By using our Topic Venn, we can see that there is plenty of overlap when it comes to articles being tagged with both economic inequality and wealth distribution. In fact, of the 174 articles on wealth distribution, 101 of them also included the economic inequality tag. This helps us to understand how the existence of economic inequalities in European societies is, in many cases, not only seen as an economic or demographic argument but also a moral one about whether the way we distribute income is just.
Leading the way – Pope Francis and social justice
The Topic Venn tool can be used in various ways to help our analysis. As well as by contrasting topics and global developments, we can also view which topics are tagged together. Looking at economic inequality articles, we can see that 227 of the total 465 summaries include the keyword leadership.
This overlap alludes to a key fact in the question of religion and social justice: the role of leadership. If we use the & button, we can narrow down our results to summaries which use both the economic inequality and leadership tags, giving us the 227 results.
We can now use another tool, the word cloud, to help us better analyse these results. As we see in the screenshot below, one individual is mentioned regularly in our results – Pope Francis.
If we then look at our economic inequality articles, we can add Pope Francis to the ‘entities’ search filter, giving us 40 articles. These articles are published in a variety of languages, including Spanish, Italian, and Dutch, and demonstrate the consistent position that Pope Francis has taken over the years on the question of poverty.
Equally, when we combine Pope Francis with the term wealth distribution, we get a return of 33 summaries. These include coverage of Pope Francis’ speeches in which he condemns the “lust for money and power” which causes inequality in the world and calls for vaccination to be extended to all people.
As is clear, the dashboard allows us to find information from across Europe that can add evidence to our ideas about religion. Upon becoming pope in 2013, it was expected that Francis would be an advocate of social justice and would put a greater focus on the issues of poverty. By using the dashboard, we can support this contention, tracking the development of the issue over a number of years.

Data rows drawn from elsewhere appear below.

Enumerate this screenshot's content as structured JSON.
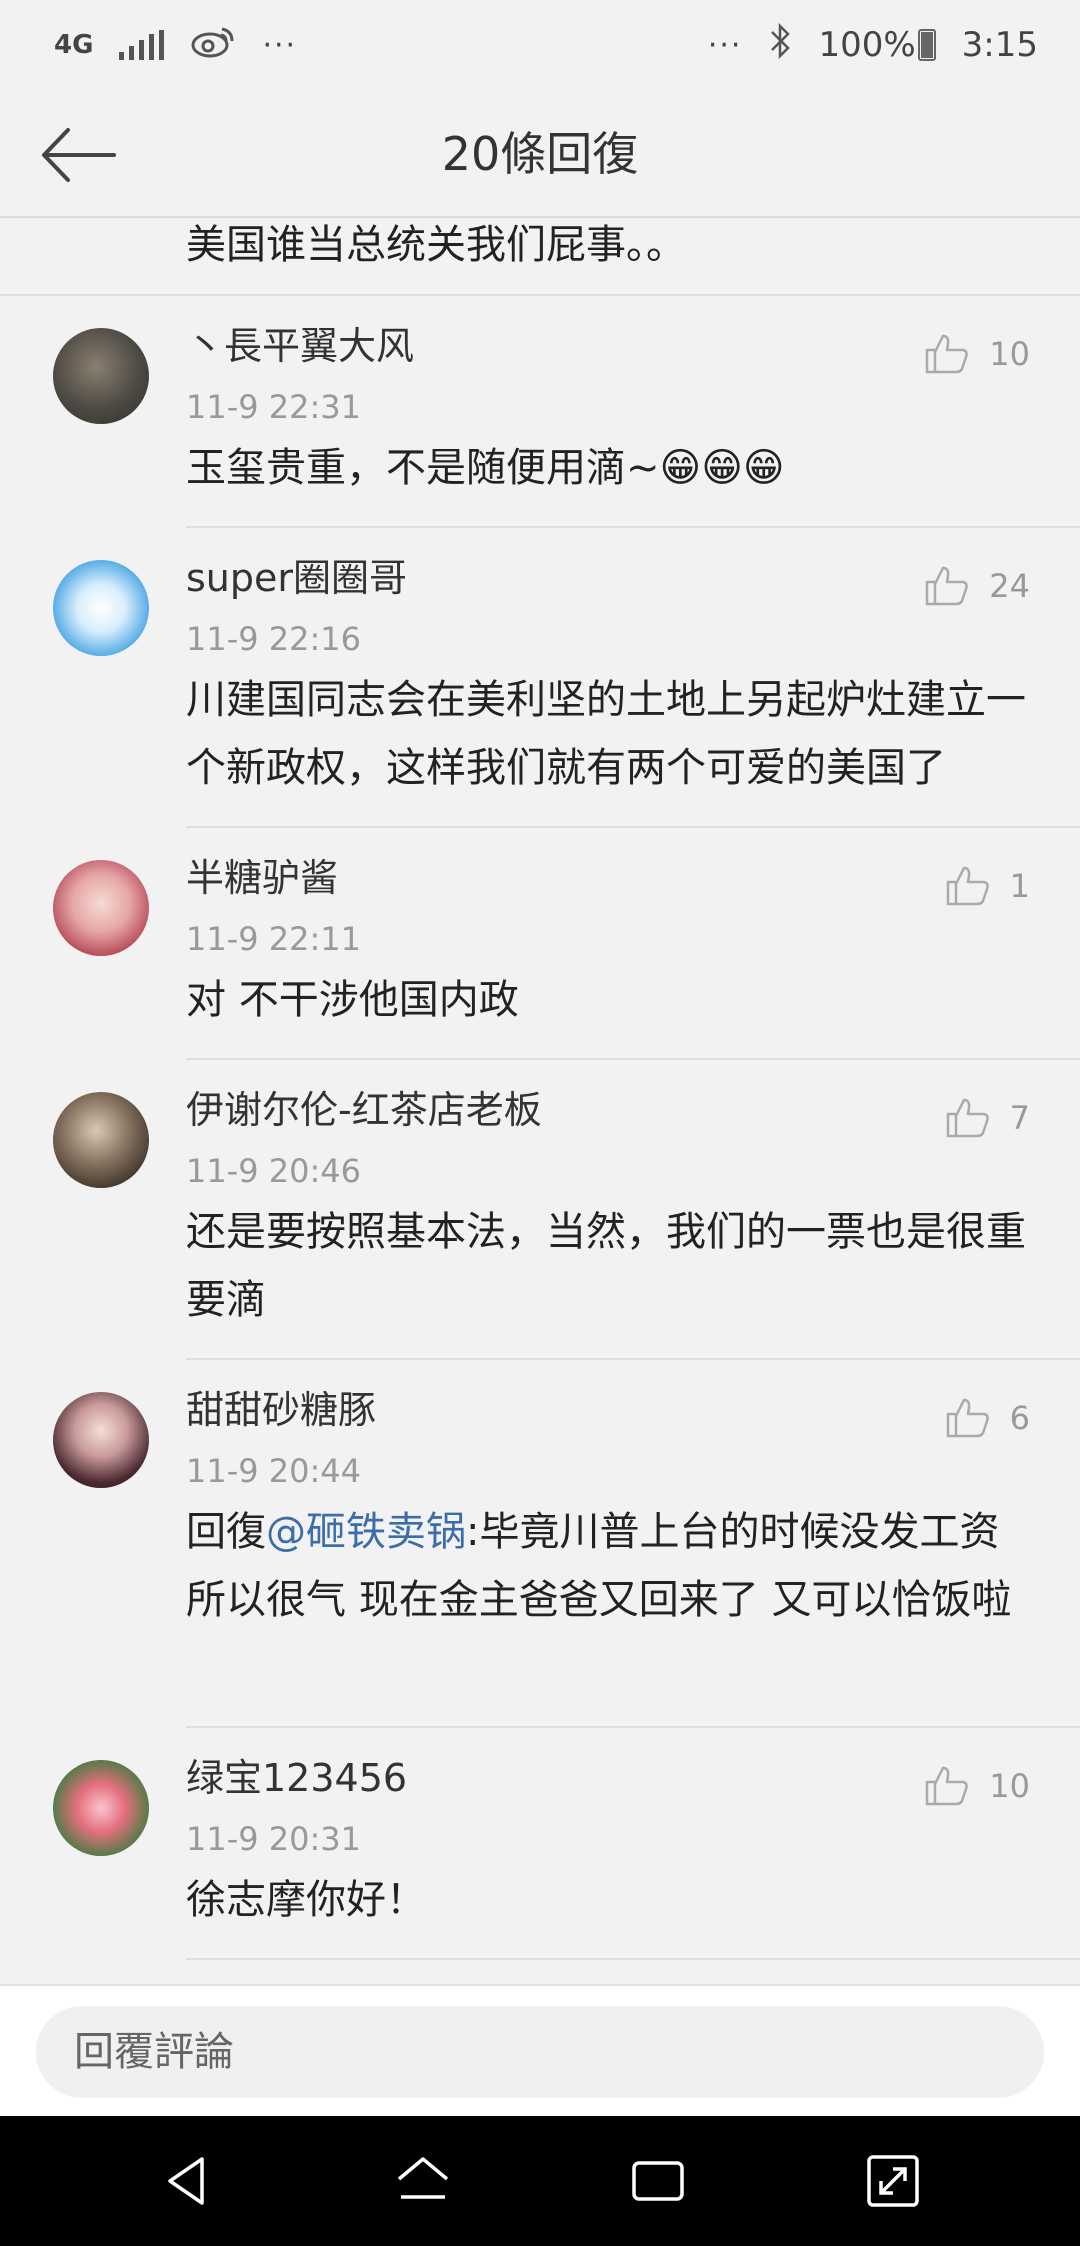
{
  "status_bar": {
    "network": "4G",
    "more_left": "···",
    "more_right": "···",
    "battery_percent": "100%",
    "time": "3:15"
  },
  "header": {
    "title": "20條回復"
  },
  "partial_comment": {
    "text": "美国谁当总统关我们屁事。。"
  },
  "comments": [
    {
      "name": "丶長平翼大风",
      "time": "11-9 22:31",
      "likes": "10",
      "text": "玉玺贵重，不是随便用滴~😁😁😁"
    },
    {
      "name": "super圈圈哥",
      "time": "11-9 22:16",
      "likes": "24",
      "text": "川建国同志会在美利坚的土地上另起炉灶建立一个新政权，这样我们就有两个可爱的美国了"
    },
    {
      "name": "半糖驴酱",
      "time": "11-9 22:11",
      "likes": "1",
      "text": "对 不干涉他国内政"
    },
    {
      "name": "伊谢尔伦-红茶店老板",
      "time": "11-9 20:46",
      "likes": "7",
      "text": "还是要按照基本法，当然，我们的一票也是很重要滴"
    },
    {
      "name": "甜甜砂糖豚",
      "time": "11-9 20:44",
      "likes": "6",
      "text_prefix": "回復",
      "mention": "@砸铁卖锅",
      "text": ":毕竟川普上台的时候没发工资 所以很气 现在金主爸爸又回来了 又可以恰饭啦"
    },
    {
      "name": "绿宝123456",
      "time": "11-9 20:31",
      "likes": "10",
      "text": "徐志摩你好！"
    }
  ],
  "reply_bar": {
    "placeholder": "回覆評論"
  },
  "colors": {
    "accent_mention": "#3b6ea8",
    "background": "#f2f2f2"
  }
}
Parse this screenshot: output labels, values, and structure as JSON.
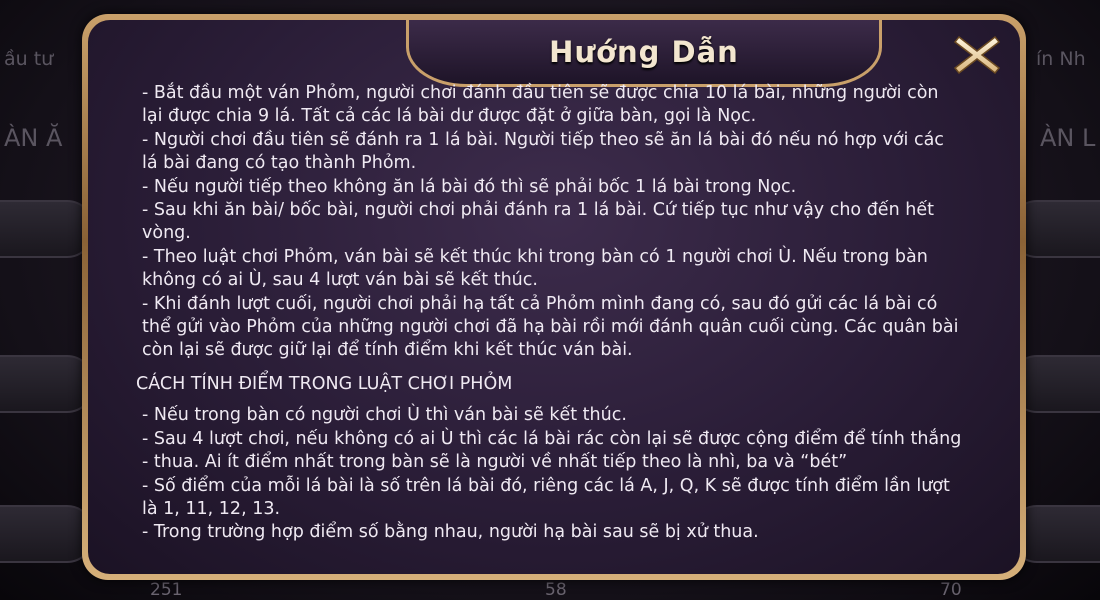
{
  "background": {
    "left_label": "ầu tư",
    "right_label": "ín Nh",
    "left_label2": "ÀN Ă",
    "right_label2": "ÀN L",
    "num_left": "251",
    "num_mid": "58",
    "num_right": "70"
  },
  "modal": {
    "title": "Hướng Dẫn",
    "close_icon": "close-x-icon",
    "paragraphs": [
      "- Bắt đầu một ván Phỏm, người chơi đánh đầu tiên sẽ được chia 10 lá bài, những người còn lại được chia 9 lá. Tất cả các lá bài dư được đặt ở giữa bàn, gọi là Nọc.",
      "- Người chơi đầu tiên sẽ đánh ra 1 lá bài. Người tiếp theo sẽ ăn lá bài đó nếu nó hợp với các lá bài đang có tạo thành Phỏm.",
      "- Nếu người tiếp theo không ăn lá bài đó thì sẽ phải bốc 1 lá bài trong Nọc.",
      "- Sau khi ăn bài/ bốc bài, người chơi phải đánh ra 1 lá bài. Cứ tiếp tục như vậy cho đến hết vòng.",
      "- Theo luật chơi Phỏm, ván bài sẽ kết thúc khi trong bàn có 1 người chơi Ù. Nếu trong bàn không có ai Ù, sau 4 lượt ván bài sẽ kết thúc.",
      "- Khi đánh lượt cuối, người chơi phải hạ tất cả Phỏm mình đang có, sau đó gửi các lá bài có thể gửi vào Phỏm của những người chơi đã hạ bài rồi mới đánh quân cuối cùng. Các quân bài còn lại sẽ được giữ lại để tính điểm khi kết thúc ván bài."
    ],
    "section_heading": "CÁCH TÍNH ĐIỂM TRONG LUẬT CHƠI PHỎM",
    "scoring_paragraphs": [
      "- Nếu trong bàn có người chơi Ù thì ván bài sẽ kết thúc.",
      "- Sau 4 lượt chơi, nếu không có ai Ù thì các lá bài rác còn lại sẽ được cộng điểm để tính thắng - thua. Ai ít điểm nhất trong bàn sẽ là người về nhất tiếp theo là nhì, ba và “bét”",
      "- Số điểm của mỗi lá bài là số trên lá bài đó, riêng các lá A, J, Q, K sẽ được tính điểm lần lượt là 1, 11, 12, 13.",
      "- Trong trường hợp điểm số bằng nhau, người hạ bài sau sẽ bị xử thua."
    ]
  }
}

Churches and the cost of living
As well as allowing us to isolate news relating to individuals or institutions, the dashboard permits us to see how topics rise and fall in relevance over different time periods. In terms of the question of social justice, the dashboard helps us to understand how churches have responded to the cost of living crisis in Europe.
We can see that following both the pandemic and the war in Ukraine, the question of economic inequality became more relevant for European religions during the winter of 2022.
As covered by articles published by EARS at the time, and relying on dashboard entries, European churches took numerous actions to help those struggling, ranging from policies to help with energy poverty to schemes to help the poorest in society.
These different church schemes help to explain how in October, November, and December 2022 there was a marked increase in summaries referencing economic inequality in the dashboard. In particular, this is evident in December. And if we narrow down our search to just this month, we see that in particular various church figures across Europe used their Christmas messages to highlight the issue of poverty. This ranged from the pope, to a Finnish bishop, the Albanian Orthodox Church, and the head of the Spanish Episcopal Conference.   
An international perspective
Ultimately, the purpose of the EARS dashboard is to aid users in widening their horizons and improve their understanding of religion and society in Europe. As this article has sought to demonstrate, the dashboard equips users with the tools to help make best use of the summaries available. By using our tools, filters, and tags we can escape a focus on individual nations and see how trends emerge across the continent.
Learn more on the EARS dashboard
The EARS dashboard allows you to gain insights into a large number of topics, including abortion. It is a free tool that allows you to make connections like those described above, and to find out about relationships between interesting subjects across Europe. Please visit the dashboard to learn more.
Interested in similar topics? Go to our Dashboard to learn more.